Activity :: Go through the records below line by line, counting those that contain the word "Decay"; answer with the count only.

Data to process ::
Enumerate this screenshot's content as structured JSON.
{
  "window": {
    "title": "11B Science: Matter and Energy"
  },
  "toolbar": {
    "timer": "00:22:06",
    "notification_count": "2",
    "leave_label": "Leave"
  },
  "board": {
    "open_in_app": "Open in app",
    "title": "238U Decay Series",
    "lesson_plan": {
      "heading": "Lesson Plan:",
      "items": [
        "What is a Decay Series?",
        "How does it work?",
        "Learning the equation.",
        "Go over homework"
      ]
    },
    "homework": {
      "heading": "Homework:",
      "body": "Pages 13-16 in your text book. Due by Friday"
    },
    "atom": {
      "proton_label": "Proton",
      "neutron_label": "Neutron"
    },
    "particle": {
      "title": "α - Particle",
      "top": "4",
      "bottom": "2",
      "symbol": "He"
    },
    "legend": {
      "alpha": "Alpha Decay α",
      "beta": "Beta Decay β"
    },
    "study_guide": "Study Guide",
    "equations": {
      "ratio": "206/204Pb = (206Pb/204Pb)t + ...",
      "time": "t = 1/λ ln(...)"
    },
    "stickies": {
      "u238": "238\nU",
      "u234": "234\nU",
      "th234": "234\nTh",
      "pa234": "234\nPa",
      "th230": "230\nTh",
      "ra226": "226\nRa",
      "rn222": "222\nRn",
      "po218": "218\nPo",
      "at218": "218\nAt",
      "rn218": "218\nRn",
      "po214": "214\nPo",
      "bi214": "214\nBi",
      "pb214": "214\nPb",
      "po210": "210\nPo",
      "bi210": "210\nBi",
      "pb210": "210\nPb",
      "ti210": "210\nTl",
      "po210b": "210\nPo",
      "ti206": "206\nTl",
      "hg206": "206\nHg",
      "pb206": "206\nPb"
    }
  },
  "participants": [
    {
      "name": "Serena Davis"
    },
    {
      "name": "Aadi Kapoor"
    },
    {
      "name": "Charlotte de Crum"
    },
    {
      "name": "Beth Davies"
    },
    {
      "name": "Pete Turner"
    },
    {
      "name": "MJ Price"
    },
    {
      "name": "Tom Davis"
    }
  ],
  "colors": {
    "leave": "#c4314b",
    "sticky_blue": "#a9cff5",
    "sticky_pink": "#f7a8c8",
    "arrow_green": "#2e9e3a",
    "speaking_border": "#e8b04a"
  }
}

Output for this exercise :: 4